Thematic point mapping - Housing "starts"

(NOTE: This was not an Algonquin course assignment, but, rather, one of my personal projects.)

Shading polygons (eg: states or provinces) with a chromatic theme where the colours correlate to size-classes based on the numeric range of your data is one thing.  What happens when, rather than polygons, you have points to map?

Such is the case when you wish to portray city data.  Examples may include sales/inventory data for your warehouse operations.  Or crime-rates, average income, even "physical geography" data, such as "days-of-sunshine".  In this case, it is new house construction, or housing starts.

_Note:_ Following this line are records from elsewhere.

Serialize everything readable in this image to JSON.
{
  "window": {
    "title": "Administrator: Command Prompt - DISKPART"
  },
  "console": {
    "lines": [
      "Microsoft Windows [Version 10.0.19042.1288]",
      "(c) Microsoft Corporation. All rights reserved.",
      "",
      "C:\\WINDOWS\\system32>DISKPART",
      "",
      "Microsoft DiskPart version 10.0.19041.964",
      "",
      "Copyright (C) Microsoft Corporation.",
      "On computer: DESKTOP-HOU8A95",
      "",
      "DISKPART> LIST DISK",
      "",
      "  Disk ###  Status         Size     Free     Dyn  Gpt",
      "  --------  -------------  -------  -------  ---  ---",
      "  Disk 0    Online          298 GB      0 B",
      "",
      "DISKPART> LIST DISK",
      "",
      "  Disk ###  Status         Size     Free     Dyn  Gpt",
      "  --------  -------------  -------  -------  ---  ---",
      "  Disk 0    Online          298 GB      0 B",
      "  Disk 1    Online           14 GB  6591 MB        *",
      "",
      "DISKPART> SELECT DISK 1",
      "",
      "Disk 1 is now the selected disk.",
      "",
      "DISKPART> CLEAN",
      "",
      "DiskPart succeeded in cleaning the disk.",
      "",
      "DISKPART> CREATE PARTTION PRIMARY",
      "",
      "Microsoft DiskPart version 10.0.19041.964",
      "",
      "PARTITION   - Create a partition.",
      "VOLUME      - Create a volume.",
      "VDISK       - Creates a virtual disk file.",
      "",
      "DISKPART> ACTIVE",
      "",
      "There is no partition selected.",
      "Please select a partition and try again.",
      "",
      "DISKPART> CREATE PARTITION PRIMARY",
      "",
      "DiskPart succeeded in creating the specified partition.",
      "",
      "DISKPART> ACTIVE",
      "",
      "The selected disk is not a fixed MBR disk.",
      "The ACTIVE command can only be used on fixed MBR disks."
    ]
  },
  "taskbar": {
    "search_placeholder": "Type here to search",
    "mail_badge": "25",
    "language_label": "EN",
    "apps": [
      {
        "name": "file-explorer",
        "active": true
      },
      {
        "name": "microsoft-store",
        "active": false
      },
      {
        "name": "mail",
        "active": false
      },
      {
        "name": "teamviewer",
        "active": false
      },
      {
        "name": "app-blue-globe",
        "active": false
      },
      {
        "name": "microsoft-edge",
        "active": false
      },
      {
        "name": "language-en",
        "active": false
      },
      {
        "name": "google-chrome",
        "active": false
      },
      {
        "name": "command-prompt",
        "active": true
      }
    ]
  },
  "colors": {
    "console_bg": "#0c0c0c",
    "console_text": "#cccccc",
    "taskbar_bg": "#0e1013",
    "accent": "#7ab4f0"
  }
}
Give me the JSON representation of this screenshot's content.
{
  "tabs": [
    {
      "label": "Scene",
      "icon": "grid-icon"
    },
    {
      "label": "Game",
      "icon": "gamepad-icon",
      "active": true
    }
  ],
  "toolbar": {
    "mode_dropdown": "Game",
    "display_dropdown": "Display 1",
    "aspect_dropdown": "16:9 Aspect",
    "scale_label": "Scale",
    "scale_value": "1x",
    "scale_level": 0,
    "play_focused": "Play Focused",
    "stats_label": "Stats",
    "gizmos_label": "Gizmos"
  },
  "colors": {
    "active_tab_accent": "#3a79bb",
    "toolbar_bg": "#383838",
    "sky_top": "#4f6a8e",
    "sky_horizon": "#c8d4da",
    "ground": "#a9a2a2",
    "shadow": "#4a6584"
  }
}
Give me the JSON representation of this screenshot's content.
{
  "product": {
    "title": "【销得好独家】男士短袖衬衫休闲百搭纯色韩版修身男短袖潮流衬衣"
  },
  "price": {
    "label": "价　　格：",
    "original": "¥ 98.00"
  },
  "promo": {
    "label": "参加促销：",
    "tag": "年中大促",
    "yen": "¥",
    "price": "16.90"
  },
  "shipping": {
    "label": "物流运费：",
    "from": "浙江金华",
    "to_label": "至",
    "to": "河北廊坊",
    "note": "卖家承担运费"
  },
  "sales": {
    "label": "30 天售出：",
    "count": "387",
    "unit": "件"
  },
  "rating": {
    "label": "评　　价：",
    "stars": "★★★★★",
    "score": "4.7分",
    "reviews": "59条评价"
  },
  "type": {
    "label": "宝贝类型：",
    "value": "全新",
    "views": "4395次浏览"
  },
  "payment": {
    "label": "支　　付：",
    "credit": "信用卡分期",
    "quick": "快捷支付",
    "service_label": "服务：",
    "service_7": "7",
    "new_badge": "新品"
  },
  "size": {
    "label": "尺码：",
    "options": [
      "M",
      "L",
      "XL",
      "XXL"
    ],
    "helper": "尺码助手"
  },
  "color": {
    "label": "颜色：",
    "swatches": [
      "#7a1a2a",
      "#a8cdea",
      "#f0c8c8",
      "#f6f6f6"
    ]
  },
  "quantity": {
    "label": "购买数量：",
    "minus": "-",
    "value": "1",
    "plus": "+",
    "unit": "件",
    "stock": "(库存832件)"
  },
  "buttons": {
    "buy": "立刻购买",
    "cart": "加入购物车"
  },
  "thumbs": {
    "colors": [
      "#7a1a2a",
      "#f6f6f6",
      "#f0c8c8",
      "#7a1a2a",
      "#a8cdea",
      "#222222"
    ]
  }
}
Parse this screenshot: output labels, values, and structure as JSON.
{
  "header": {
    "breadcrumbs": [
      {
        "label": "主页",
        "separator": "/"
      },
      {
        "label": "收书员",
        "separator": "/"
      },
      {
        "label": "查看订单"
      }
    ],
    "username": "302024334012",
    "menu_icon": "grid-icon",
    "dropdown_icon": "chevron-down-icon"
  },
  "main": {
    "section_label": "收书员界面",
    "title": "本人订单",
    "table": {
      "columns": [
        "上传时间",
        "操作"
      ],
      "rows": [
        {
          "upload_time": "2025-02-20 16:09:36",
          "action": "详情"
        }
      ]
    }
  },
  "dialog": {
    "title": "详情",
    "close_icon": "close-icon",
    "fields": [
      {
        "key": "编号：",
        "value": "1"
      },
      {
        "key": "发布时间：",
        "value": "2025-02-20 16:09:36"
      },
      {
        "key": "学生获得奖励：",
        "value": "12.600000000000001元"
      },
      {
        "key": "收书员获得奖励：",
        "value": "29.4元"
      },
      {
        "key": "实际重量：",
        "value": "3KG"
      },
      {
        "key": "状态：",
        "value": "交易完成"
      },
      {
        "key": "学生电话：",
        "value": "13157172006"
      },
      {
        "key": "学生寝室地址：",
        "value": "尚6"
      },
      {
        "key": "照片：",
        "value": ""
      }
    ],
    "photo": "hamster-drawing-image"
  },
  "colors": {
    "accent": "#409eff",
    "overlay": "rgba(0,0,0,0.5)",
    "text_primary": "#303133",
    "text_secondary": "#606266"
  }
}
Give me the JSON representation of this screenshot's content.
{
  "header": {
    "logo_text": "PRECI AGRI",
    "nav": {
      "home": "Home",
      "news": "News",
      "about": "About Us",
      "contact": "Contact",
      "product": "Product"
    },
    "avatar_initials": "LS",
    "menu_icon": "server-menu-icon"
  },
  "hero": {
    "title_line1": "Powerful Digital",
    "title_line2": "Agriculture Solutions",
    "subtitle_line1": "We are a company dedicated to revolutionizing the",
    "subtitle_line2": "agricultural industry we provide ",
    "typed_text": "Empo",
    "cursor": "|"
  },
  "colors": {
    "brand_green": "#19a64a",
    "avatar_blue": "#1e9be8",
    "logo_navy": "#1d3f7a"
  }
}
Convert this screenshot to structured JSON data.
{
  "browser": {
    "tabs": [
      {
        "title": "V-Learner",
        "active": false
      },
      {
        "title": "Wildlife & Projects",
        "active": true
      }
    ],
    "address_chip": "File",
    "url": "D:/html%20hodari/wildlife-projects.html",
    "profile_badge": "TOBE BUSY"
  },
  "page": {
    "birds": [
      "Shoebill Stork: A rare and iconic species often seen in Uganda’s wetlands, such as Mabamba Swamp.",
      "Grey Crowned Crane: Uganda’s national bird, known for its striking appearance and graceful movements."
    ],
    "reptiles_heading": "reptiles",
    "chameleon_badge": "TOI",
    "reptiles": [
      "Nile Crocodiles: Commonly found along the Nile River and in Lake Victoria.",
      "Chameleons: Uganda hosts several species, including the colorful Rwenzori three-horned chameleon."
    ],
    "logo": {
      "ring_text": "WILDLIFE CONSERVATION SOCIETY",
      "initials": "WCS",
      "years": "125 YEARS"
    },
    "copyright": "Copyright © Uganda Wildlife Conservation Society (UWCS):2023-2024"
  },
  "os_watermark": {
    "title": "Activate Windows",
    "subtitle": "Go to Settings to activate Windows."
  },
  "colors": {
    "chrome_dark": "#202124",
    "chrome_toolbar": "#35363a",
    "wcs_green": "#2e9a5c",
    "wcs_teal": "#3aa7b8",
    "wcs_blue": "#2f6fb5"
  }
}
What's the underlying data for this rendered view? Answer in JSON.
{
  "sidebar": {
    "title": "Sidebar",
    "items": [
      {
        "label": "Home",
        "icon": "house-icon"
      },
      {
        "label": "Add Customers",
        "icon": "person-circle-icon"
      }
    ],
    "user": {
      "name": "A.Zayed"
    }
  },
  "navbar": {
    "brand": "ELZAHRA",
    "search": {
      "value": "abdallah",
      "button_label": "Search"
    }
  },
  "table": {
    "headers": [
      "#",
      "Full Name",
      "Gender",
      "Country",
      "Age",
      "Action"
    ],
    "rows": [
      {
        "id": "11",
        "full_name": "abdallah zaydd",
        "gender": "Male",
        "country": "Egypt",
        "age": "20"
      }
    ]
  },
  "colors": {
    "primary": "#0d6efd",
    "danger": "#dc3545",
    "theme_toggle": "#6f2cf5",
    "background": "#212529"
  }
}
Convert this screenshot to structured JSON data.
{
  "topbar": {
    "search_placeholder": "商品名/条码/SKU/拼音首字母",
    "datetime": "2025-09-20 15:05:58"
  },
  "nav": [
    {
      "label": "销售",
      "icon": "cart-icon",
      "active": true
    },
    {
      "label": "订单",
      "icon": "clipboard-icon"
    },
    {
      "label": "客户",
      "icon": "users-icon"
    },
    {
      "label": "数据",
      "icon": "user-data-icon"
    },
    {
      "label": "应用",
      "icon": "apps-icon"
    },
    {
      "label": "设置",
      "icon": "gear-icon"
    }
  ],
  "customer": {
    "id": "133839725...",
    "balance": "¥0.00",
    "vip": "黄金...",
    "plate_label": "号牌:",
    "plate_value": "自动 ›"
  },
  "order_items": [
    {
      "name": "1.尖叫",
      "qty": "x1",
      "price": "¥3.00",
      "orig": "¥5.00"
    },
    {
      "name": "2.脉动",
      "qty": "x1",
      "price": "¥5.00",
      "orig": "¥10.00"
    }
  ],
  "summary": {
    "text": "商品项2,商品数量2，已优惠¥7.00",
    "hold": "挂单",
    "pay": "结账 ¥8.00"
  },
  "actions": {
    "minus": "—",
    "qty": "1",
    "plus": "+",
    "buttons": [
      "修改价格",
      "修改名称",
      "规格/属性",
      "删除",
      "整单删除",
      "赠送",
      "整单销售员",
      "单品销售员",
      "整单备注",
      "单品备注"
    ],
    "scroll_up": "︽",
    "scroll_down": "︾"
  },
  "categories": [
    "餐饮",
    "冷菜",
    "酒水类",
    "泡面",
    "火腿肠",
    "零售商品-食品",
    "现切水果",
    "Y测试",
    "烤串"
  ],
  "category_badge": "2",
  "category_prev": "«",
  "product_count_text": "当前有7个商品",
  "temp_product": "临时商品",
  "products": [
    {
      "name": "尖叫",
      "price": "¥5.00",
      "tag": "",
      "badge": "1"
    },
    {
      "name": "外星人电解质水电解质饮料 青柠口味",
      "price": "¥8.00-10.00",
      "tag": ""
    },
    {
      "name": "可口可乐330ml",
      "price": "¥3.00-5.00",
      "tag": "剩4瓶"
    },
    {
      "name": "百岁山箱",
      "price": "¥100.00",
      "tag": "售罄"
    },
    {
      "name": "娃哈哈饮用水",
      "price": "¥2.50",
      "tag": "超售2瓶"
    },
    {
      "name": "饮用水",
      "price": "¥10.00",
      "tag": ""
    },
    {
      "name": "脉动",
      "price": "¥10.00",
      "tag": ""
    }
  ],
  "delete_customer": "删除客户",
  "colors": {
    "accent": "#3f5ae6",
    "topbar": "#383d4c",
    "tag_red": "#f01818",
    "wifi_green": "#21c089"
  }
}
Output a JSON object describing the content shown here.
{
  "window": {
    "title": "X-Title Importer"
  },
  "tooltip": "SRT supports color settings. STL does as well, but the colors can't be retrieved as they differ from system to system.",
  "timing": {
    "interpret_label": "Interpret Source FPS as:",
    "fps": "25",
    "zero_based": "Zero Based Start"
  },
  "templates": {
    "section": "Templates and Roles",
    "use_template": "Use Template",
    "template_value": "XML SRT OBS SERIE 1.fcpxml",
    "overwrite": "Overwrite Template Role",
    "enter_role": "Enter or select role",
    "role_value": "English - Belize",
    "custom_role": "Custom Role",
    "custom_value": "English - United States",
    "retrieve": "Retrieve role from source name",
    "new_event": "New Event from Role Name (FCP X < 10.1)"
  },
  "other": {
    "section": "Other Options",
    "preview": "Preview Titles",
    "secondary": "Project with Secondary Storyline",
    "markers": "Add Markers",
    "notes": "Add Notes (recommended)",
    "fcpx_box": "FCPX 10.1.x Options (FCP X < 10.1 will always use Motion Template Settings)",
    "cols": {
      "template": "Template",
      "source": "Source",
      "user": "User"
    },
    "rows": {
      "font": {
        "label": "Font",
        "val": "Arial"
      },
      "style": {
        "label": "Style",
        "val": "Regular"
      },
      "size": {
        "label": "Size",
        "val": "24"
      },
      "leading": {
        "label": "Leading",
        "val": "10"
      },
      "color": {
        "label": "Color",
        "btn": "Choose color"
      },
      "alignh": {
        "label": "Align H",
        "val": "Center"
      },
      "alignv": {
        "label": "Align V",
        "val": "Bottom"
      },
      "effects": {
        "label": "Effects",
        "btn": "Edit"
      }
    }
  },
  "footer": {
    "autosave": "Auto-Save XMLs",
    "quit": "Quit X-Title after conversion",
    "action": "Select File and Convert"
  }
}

In "topology" theory, a point is infinitesimally small; it has no dimension.  An arc has length and direction, a polygon has area, perimeter, number of points, etc.  But a point?  Now, there is of course the basic topology characteristics of a point that it shares with arcs and polygons, namely, its relationship to other topological features (ie: "left polygon / right polygon", "to/from"), if it is part of other arcs or polygons.  That is, if it is a node.

That's the problem you get when your points are cities.  They basically sit there in space!  They are not connected to arcs (unless you plot roads), nor polygons (unless you plot county or municipal boundaries ... but then they become polygons and are no longer points, are they?!), so they are not nodes.  They do, however, have spatial, X-Y co-ordinates.

So how do you create a thematic map of point data?  Basically, you end up creating circles as "quasi-polygons" (a circle for each city, for instance).  MapInfo and ArcView give you a wide range of options in this case, and I've just started working with MS MapPoint 2000 which also provides this function (though I still have not figured out how to show 2 themes in MapPoint - help!).  You can do this in 2 ways:

• size of circle, or
• colour of circle.
The map below, based on recent housing data from both the Canadian and US governments, uses the 2nd option.  The 1st option (size) would probably have had more impact in displaying the "hottest" markets, but in the eastern part of North America, where the big cities are so close together, it would have created quite an incomprehensible mess; I know, I tried it.